U of R, renovate thine existing self!
Before I start off, I would like to say that I am ignorant as to the legality of the U of R redistributing its campus renewal funds in the manner I suggest later on.
The University of Regina has cancelled its plans to renovate the College Ave. campus, leaving them with five million dollars they have collected over a number of years. At this time of austerity throughout the university, this five million could be put toward student aid rather than renovating a building most students do not use.
We stand on the precipice of another provincial budget which is sure to have more austerity for our post-secondary institutions with a property tax hike to pay for the education funds the government re-allocated to infrastructure. These taxes are not simply absorbed by landlords; they materialize as increased rent for tenants – thousands of which are university students.
The provincial government has imposed these conditions on school administrators who are all too compliant with these funding cuts. Saskatchewan students saw little gain over years of Saskatchewan Party surpluses, which included tuition increases for nearly all post-secondary students. Wall’s Sask Party spin-doctors have lured people from around the world with the supposed Saskatchewan Advantage.
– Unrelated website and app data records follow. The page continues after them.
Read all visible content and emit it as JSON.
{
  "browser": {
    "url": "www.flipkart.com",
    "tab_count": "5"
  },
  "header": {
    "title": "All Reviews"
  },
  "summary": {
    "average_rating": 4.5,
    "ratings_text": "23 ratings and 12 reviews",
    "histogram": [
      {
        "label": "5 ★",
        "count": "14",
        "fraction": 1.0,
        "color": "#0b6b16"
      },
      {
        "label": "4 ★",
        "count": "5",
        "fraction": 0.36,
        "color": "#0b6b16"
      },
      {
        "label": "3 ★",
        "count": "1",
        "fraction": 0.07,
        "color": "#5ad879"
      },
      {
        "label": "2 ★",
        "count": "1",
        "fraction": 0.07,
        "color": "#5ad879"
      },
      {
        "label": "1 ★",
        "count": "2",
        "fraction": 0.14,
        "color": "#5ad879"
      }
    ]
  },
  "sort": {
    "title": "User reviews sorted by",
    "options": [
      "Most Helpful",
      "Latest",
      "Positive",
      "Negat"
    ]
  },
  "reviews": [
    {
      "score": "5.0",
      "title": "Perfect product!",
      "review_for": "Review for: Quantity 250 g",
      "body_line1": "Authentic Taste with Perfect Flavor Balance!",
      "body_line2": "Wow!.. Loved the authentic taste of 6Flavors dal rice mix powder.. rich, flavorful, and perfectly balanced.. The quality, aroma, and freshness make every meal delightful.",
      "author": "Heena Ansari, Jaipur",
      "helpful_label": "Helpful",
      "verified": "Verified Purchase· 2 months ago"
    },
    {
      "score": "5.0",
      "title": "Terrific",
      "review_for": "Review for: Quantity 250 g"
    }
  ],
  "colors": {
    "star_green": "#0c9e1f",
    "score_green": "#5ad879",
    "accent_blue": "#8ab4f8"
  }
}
This Advantage has included an infant mortality rate almost three per cent higher than the national average, a top corporate tax rate that Revenue Canada listed as 12 per cent, and annual tuition increases. These individual factors all directly affect the lives of young people in Saskatchewan who must some day have children, pay taxes of one’s own, and find work. Have young people not suffered enough at the hands of the Saskatchewan Party’s inept financial management and social conservatism?
One is told that tax cuts for business will create jobs, and tax cuts for the rich will create more businesses. Young people who had no choice but to buy into the Saskatchewan (Dis)Advantage now find themselves studying at a university under a hiring freeze. With little hope to find academic employment here, many will go elsewhere – losing out on the one thing the Saskatchewan Party government has done for post-secondary students in a supposed time of plenty – the Graduate Retention tax rebate or whatever.
By providing students with aid at this time of austerity and rising cost of living, the university could make a tangible gesture of goodwill to its students by redistributing shares of this collected money to each student affected by Saskatchewan’s fiscal mismanagement. The money collected comes from Regina’s moneyed elderly and would be welcomed by any student struggling to pay rising tuition under slowing economic growth. By making this money available to students in need, it would not reverse eight years of regressive policies by the Wall government, which have seen a marked decline in the funding of our post-secondary institutions while offering tax vacations to our wealthiest individuals and most profitable businesses, but it would be welcomed by students.
Alternatively, fairly compensating professors for their work would be a good idea. While bureaucratic staff personnel have multiplied in recent years, full time professorial jobs have dried up outside of a few “chosen” faculties. There are a lot of great uses for five million dollars, and if the university is not compelled to give it back to the donors, I have a lot of suggestions for possible uses other than what is being discussed.